What wisdom and comfort can I offer from these years behind the front lines?
I’m feeling all of us on a global level are hurting in one way or another. I’ve been thru so many disasters, and honestly never wanted to be in another one. And here we are on a disaster scale I never dreamed of.
Practice self care, have gratitude for anything, and manage communications. Disasters are like drinking out of a fire hose. What I see happen in firestorms is people engage til they can’t do it anymore. They step away and many don’t come back. This global scenario doesn’t give us an escape, so self care is EXTREMELY important.
CLASSIC FIRESTORM SCENARIO: Fire destroys a town as persimmons ripen on the trees in September/October. After the fire, those persimmons are the only color left in a black and white landscape that crunches beneath your feet. The people, the birds … everyone is gone. It is quiet and lifeless.
That doesn’t last forever, but it is devastating. The door has closed very definitively on the past, and the new door to the future is yet to be found.
Yet slowly, moment by moment the landscape begins to change with the first rain. The bugs, the mice, the birds slowly emerge… and the starving cats with their burned paws barely mange to find food. But as time passes the trauma begins to be erased as the new possibilities emerge… The people return, clean, rebuild, reconnect and life goes on… in a very different way.
So here we are kitties with burnt paws. The world looks a little weird and the firestorm isn’t over. And unlike firestorms, there is no other community to run to. We are going to have to find strength in us we never knew we had. We will need to chose our community carefully and remember other people are hurting just as much as we are.
As a result of my past firestorm experience I created a platform for RV crowdsourcing to help frontline COVID workers self-isolate after work.
Frontline workers need to protect their families and communities from devastating medical bills and even death, as a consequence of their work obligations. This service can also help recruit and retain frontline workers that would otherwise decline service to avoid risk and burden to their family.
So in essence this service is a lifeline for us all. I promise you that I am giving the best I am capable of and the only reason that would change is if I died.
These are probably some of the most intense words you will ever read, but this is the world we live in today… and this is the best I can offer you in this moment.
Wishing you well, Kimberly
Here’s a video I have shared with firestorm survivors in the past.
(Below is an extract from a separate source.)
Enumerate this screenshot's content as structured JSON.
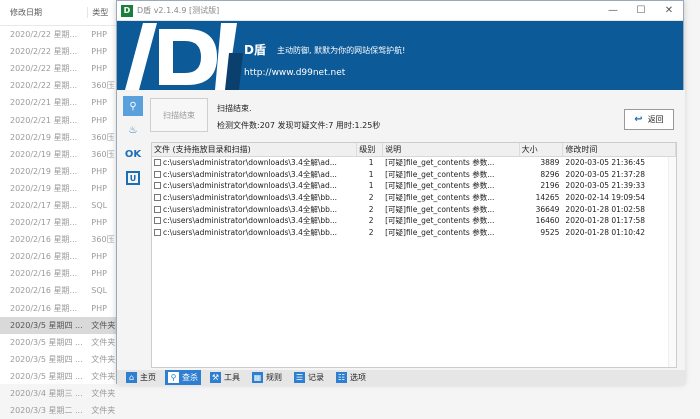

Perhaps it will help you feel better too about community and about finding your own strength.